*AIM OF THE EXERCISE*. Among the records, how many lines carry the string "PyroCluster"? Give that number with nothing added.

*Website and app data records*.
----------

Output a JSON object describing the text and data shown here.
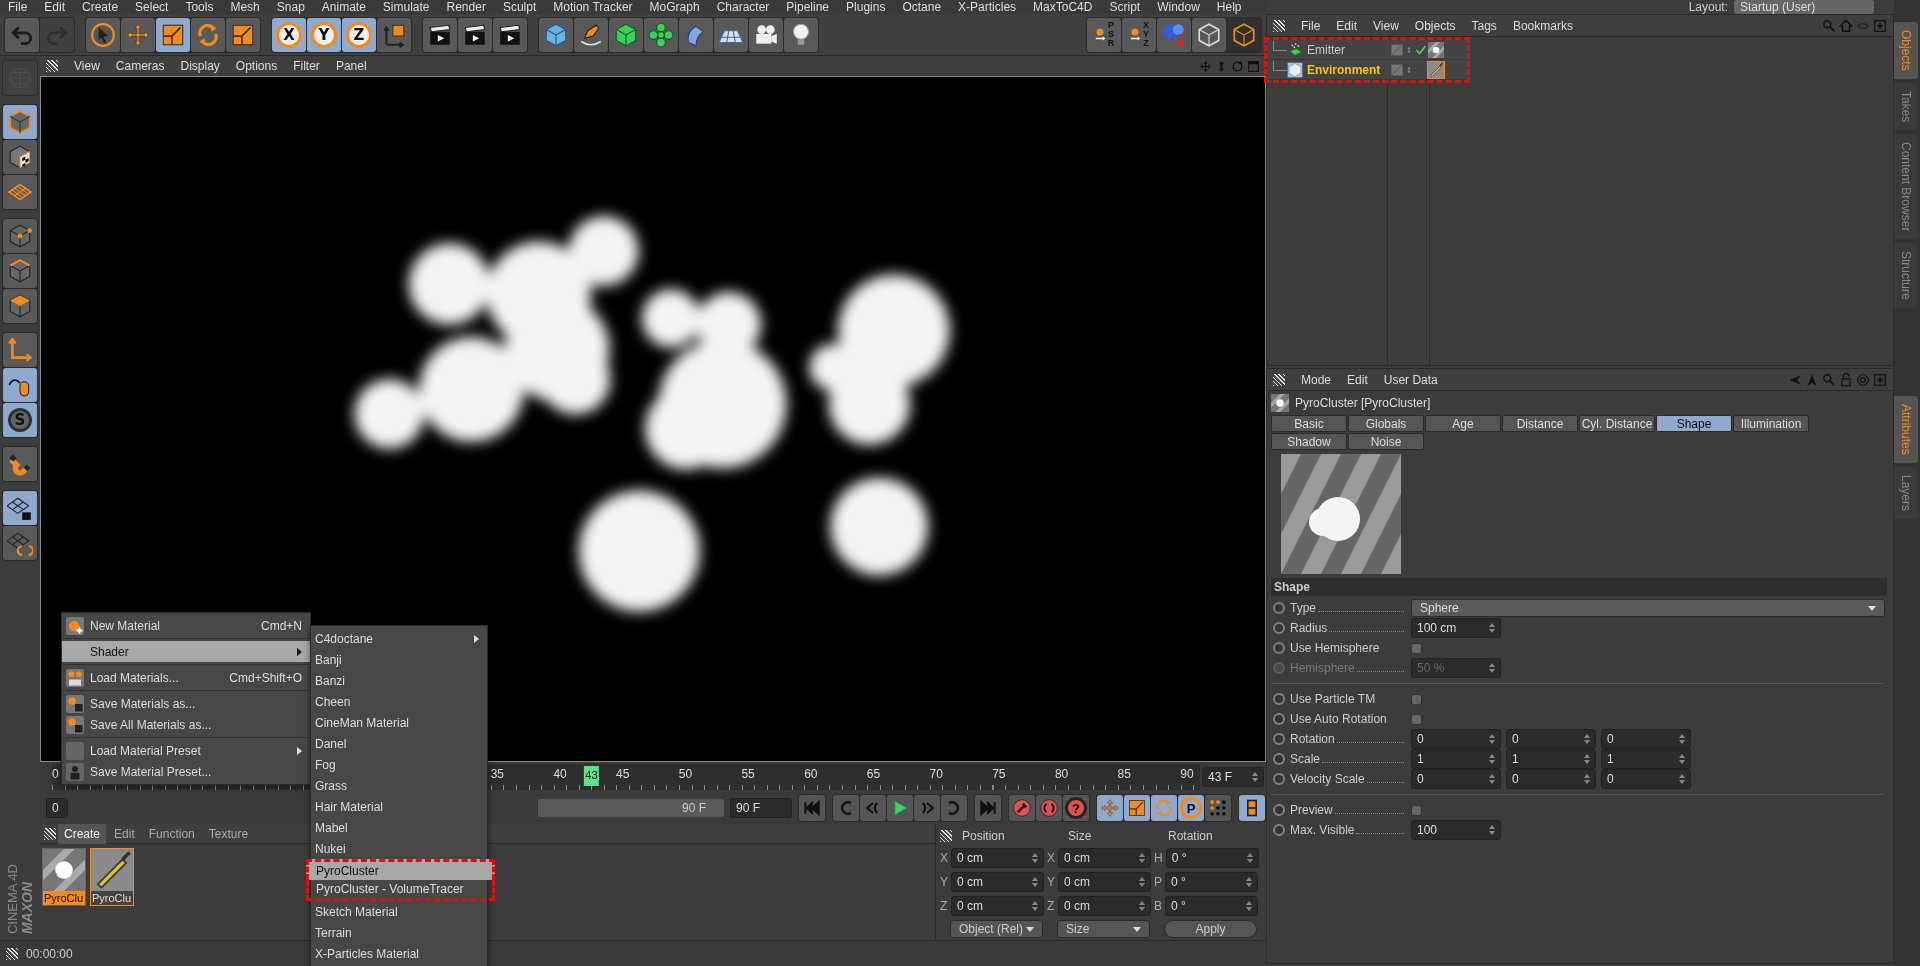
{
  "menu_bar": [
    "File",
    "Edit",
    "Create",
    "Select",
    "Tools",
    "Mesh",
    "Snap",
    "Animate",
    "Simulate",
    "Render",
    "Sculpt",
    "Motion Tracker",
    "MoGraph",
    "Character",
    "Pipeline",
    "Plugins",
    "Octane",
    "X-Particles",
    "MaxToC4D",
    "Script",
    "Window",
    "Help"
  ],
  "layout": {
    "label": "Layout:",
    "value": "Startup (User)"
  },
  "toolbar": [
    [
      {
        "kind": "undo",
        "selected": false,
        "disabled": false
      },
      {
        "kind": "redo",
        "selected": false,
        "disabled": true
      }
    ],
    [
      {
        "kind": "pointer",
        "selected": false,
        "disabled": false
      },
      {
        "kind": "move",
        "selected": false,
        "disabled": false
      },
      {
        "kind": "scale",
        "selected": true,
        "disabled": false
      },
      {
        "kind": "rotate",
        "selected": false,
        "disabled": false
      },
      {
        "kind": "scale",
        "selected": false,
        "disabled": false
      }
    ],
    [
      {
        "kind": "axis",
        "label": "X",
        "selected": true,
        "disabled": false
      },
      {
        "kind": "axis",
        "label": "Y",
        "selected": true,
        "disabled": false
      },
      {
        "kind": "axis",
        "label": "Z",
        "selected": true,
        "disabled": false
      },
      {
        "kind": "coords",
        "selected": false,
        "disabled": false
      }
    ],
    [
      {
        "kind": "clapper",
        "selected": false,
        "disabled": false
      },
      {
        "kind": "clapper",
        "selected": false,
        "disabled": false
      },
      {
        "kind": "clapper",
        "selected": false,
        "disabled": false
      }
    ],
    [
      {
        "kind": "cube",
        "selected": false,
        "disabled": false
      },
      {
        "kind": "pen",
        "selected": false,
        "disabled": false
      },
      {
        "kind": "subdiv",
        "selected": false,
        "disabled": false
      },
      {
        "kind": "cloner",
        "selected": false,
        "disabled": false
      },
      {
        "kind": "deformer",
        "selected": false,
        "disabled": false
      },
      {
        "kind": "floor",
        "selected": false,
        "disabled": false
      },
      {
        "kind": "camera",
        "selected": false,
        "disabled": false
      },
      {
        "kind": "light",
        "selected": false,
        "disabled": false
      }
    ]
  ],
  "toolbar_right": [
    {
      "kind": "lock",
      "label": "PSR",
      "selected": false
    },
    {
      "kind": "lock",
      "label": "XYZ",
      "selected": false
    },
    {
      "kind": "sphere-drop",
      "selected": false
    },
    {
      "kind": "display",
      "selected": false
    },
    {
      "kind": "display",
      "selected": true
    }
  ],
  "left_tools": [
    [
      {
        "kind": "model",
        "selected": false,
        "disabled": true
      }
    ],
    [
      {
        "kind": "object",
        "selected": true,
        "disabled": false
      },
      {
        "kind": "texture",
        "selected": false,
        "disabled": false
      },
      {
        "kind": "workplane",
        "selected": false,
        "disabled": false
      }
    ],
    [
      {
        "kind": "points",
        "selected": false,
        "disabled": false
      },
      {
        "kind": "edges",
        "selected": false,
        "disabled": false
      },
      {
        "kind": "polygons",
        "selected": false,
        "disabled": false
      }
    ],
    [
      {
        "kind": "axis-arrows",
        "selected": false,
        "disabled": false
      },
      {
        "kind": "tweak",
        "selected": true,
        "disabled": false
      },
      {
        "kind": "solo",
        "label": "S",
        "selected": true,
        "disabled": false
      }
    ],
    [
      {
        "kind": "snap",
        "selected": false,
        "disabled": false
      }
    ],
    [
      {
        "kind": "lock-plane",
        "selected": true,
        "disabled": false
      },
      {
        "kind": "sync-plane",
        "selected": false,
        "disabled": false
      }
    ]
  ],
  "viewport": {
    "menu": [
      "View",
      "Cameras",
      "Display",
      "Options",
      "Filter",
      "Panel"
    ]
  },
  "timeline": {
    "first_tick": "0",
    "ticks": [
      "35",
      "40",
      "45",
      "50",
      "55",
      "60",
      "65",
      "70",
      "75",
      "80",
      "85",
      "90"
    ],
    "playhead": {
      "label": "43",
      "level": 0.478
    },
    "frame_field": "43 F"
  },
  "transport": {
    "start_field": "0",
    "range": {
      "end": "90 F",
      "level": 1
    },
    "end_field": "90 F",
    "groups": [
      [
        {
          "kind": "first",
          "selected": false
        }
      ],
      [
        {
          "kind": "prev-key",
          "selected": false
        },
        {
          "kind": "prev",
          "selected": false
        },
        {
          "kind": "play",
          "selected": false
        },
        {
          "kind": "next",
          "selected": false
        },
        {
          "kind": "next-key",
          "selected": false
        }
      ],
      [
        {
          "kind": "last",
          "selected": false
        }
      ],
      [
        {
          "kind": "record",
          "selected": false
        },
        {
          "kind": "autokey",
          "selected": false
        },
        {
          "kind": "keysel",
          "label": "?",
          "selected": false
        }
      ],
      [
        {
          "kind": "move",
          "selected": true
        },
        {
          "kind": "scale",
          "selected": true
        },
        {
          "kind": "rotate",
          "selected": true
        },
        {
          "kind": "param",
          "label": "P",
          "selected": true
        },
        {
          "kind": "dots",
          "selected": false
        }
      ],
      [
        {
          "kind": "film",
          "selected": true
        }
      ]
    ]
  },
  "materials": {
    "menu": [
      {
        "label": "Create",
        "selected": true
      },
      {
        "label": "Edit",
        "selected": false
      },
      {
        "label": "Function",
        "selected": false
      },
      {
        "label": "Texture",
        "selected": false
      }
    ],
    "items": [
      {
        "name": "PyroClu",
        "kind": "smoke",
        "selected": true,
        "active": false
      },
      {
        "name": "PyroClu",
        "kind": "volume",
        "selected": false,
        "active": true
      }
    ]
  },
  "coordinates": {
    "headers": [
      "Position",
      "Size",
      "Rotation"
    ],
    "rows": [
      [
        {
          "axis": "X",
          "value": "0 cm"
        },
        {
          "axis": "X",
          "value": "0 cm"
        },
        {
          "axis": "H",
          "value": "0 °"
        }
      ],
      [
        {
          "axis": "Y",
          "value": "0 cm"
        },
        {
          "axis": "Y",
          "value": "0 cm"
        },
        {
          "axis": "P",
          "value": "0 °"
        }
      ],
      [
        {
          "axis": "Z",
          "value": "0 cm"
        },
        {
          "axis": "Z",
          "value": "0 cm"
        },
        {
          "axis": "B",
          "value": "0 °"
        }
      ]
    ],
    "dropdowns": [
      "Object (Rel)",
      "Size"
    ],
    "apply": "Apply"
  },
  "status_bar": {
    "time": "00:00:00"
  },
  "logo": {
    "brand": "MAXON",
    "product": "CINEMA 4D"
  },
  "context_menu": [
    {
      "kind": "new",
      "label": "New Material",
      "shortcut": "Cmd+N",
      "submenu": false,
      "selected": false
    },
    {
      "kind": "separator"
    },
    {
      "kind": "plain",
      "label": "Shader",
      "submenu": true,
      "selected": true
    },
    {
      "kind": "separator"
    },
    {
      "kind": "load",
      "label": "Load Materials...",
      "shortcut": "Cmd+Shift+O",
      "submenu": false,
      "selected": false
    },
    {
      "kind": "separator"
    },
    {
      "kind": "save",
      "label": "Save Materials as...",
      "submenu": false,
      "selected": false
    },
    {
      "kind": "save",
      "label": "Save All Materials as...",
      "submenu": false,
      "selected": false
    },
    {
      "kind": "separator"
    },
    {
      "kind": "preset",
      "label": "Load Material Preset",
      "submenu": true,
      "selected": false
    },
    {
      "kind": "preset-save",
      "label": "Save Material Preset...",
      "submenu": false,
      "selected": false
    }
  ],
  "submenu": [
    {
      "label": "C4doctane",
      "submenu": true,
      "selected": false,
      "annotated": false
    },
    {
      "label": "Banji",
      "submenu": false,
      "selected": false,
      "annotated": false
    },
    {
      "label": "Banzi",
      "submenu": false,
      "selected": false,
      "annotated": false
    },
    {
      "label": "Cheen",
      "submenu": false,
      "selected": false,
      "annotated": false
    },
    {
      "label": "CineMan Material",
      "submenu": false,
      "selected": false,
      "annotated": false
    },
    {
      "label": "Danel",
      "submenu": false,
      "selected": false,
      "annotated": false
    },
    {
      "label": "Fog",
      "submenu": false,
      "selected": false,
      "annotated": false
    },
    {
      "label": "Grass",
      "submenu": false,
      "selected": false,
      "annotated": false
    },
    {
      "label": "Hair Material",
      "submenu": false,
      "selected": false,
      "annotated": false
    },
    {
      "label": "Mabel",
      "submenu": false,
      "selected": false,
      "annotated": false
    },
    {
      "label": "Nukei",
      "submenu": false,
      "selected": false,
      "annotated": false
    },
    {
      "label": "PyroCluster",
      "submenu": false,
      "selected": true,
      "annotated": true
    },
    {
      "label": "PyroCluster - VolumeTracer",
      "submenu": false,
      "selected": false,
      "annotated": true
    },
    {
      "label": "Sketch Material",
      "submenu": false,
      "selected": false,
      "annotated": false
    },
    {
      "label": "Terrain",
      "submenu": false,
      "selected": false,
      "annotated": false
    },
    {
      "label": "X-Particles Material",
      "submenu": false,
      "selected": false,
      "annotated": false
    }
  ],
  "objects": {
    "menu": [
      "File",
      "Edit",
      "View",
      "Objects",
      "Tags",
      "Bookmarks"
    ],
    "annotated": true,
    "rows": [
      {
        "name": "Emitter",
        "kind": "emitter",
        "selected": false,
        "enabled": true,
        "tags": [
          {
            "kind": "smoke",
            "selected": false
          }
        ]
      },
      {
        "name": "Environment",
        "kind": "environment",
        "selected": true,
        "enabled": false,
        "tags": [
          {
            "kind": "brush",
            "selected": true
          }
        ]
      }
    ]
  },
  "attributes": {
    "menu": [
      "Mode",
      "Edit",
      "User Data"
    ],
    "title": "PyroCluster [PyroCluster]",
    "tabs": [
      {
        "label": "Basic",
        "selected": false
      },
      {
        "label": "Globals",
        "selected": false
      },
      {
        "label": "Age",
        "selected": false
      },
      {
        "label": "Distance",
        "selected": false
      },
      {
        "label": "Cyl. Distance",
        "selected": false
      },
      {
        "label": "Shape",
        "selected": true
      },
      {
        "label": "Illumination",
        "selected": false
      },
      {
        "label": "Shadow",
        "selected": false
      },
      {
        "label": "Noise",
        "selected": false
      }
    ],
    "section": "Shape",
    "fields": [
      {
        "kind": "dropdown",
        "label": "Type",
        "value": "Sphere",
        "disabled": false
      },
      {
        "kind": "number",
        "label": "Radius",
        "value": "100 cm",
        "disabled": false
      },
      {
        "kind": "checkbox",
        "label": "Use Hemisphere",
        "checked": false,
        "disabled": false
      },
      {
        "kind": "number",
        "label": "Hemisphere",
        "value": "50 %",
        "disabled": true
      },
      {
        "kind": "separator"
      },
      {
        "kind": "checkbox",
        "label": "Use Particle TM",
        "checked": false,
        "disabled": false
      },
      {
        "kind": "checkbox",
        "label": "Use Auto Rotation",
        "checked": false,
        "disabled": false
      },
      {
        "kind": "triple",
        "label": "Rotation",
        "values": [
          "0",
          "0",
          "0"
        ],
        "disabled": false
      },
      {
        "kind": "triple",
        "label": "Scale",
        "values": [
          "1",
          "1",
          "1"
        ],
        "disabled": false
      },
      {
        "kind": "triple",
        "label": "Velocity Scale",
        "values": [
          "0",
          "0",
          "0"
        ],
        "disabled": false
      },
      {
        "kind": "separator"
      },
      {
        "kind": "checkbox",
        "label": "Preview",
        "checked": false,
        "disabled": false
      },
      {
        "kind": "number",
        "label": "Max. Visible",
        "value": "100",
        "disabled": false
      }
    ]
  },
  "side_tabs": {
    "top": [
      {
        "label": "Objects",
        "selected": true
      },
      {
        "label": "Takes",
        "selected": false
      },
      {
        "label": "Content Browser",
        "selected": false
      },
      {
        "label": "Structure",
        "selected": false
      }
    ],
    "bottom": [
      {
        "label": "Attributes",
        "selected": true
      },
      {
        "label": "Layers",
        "selected": false
      }
    ]
  }
}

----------

*WRITTEN RESPONSE*. 3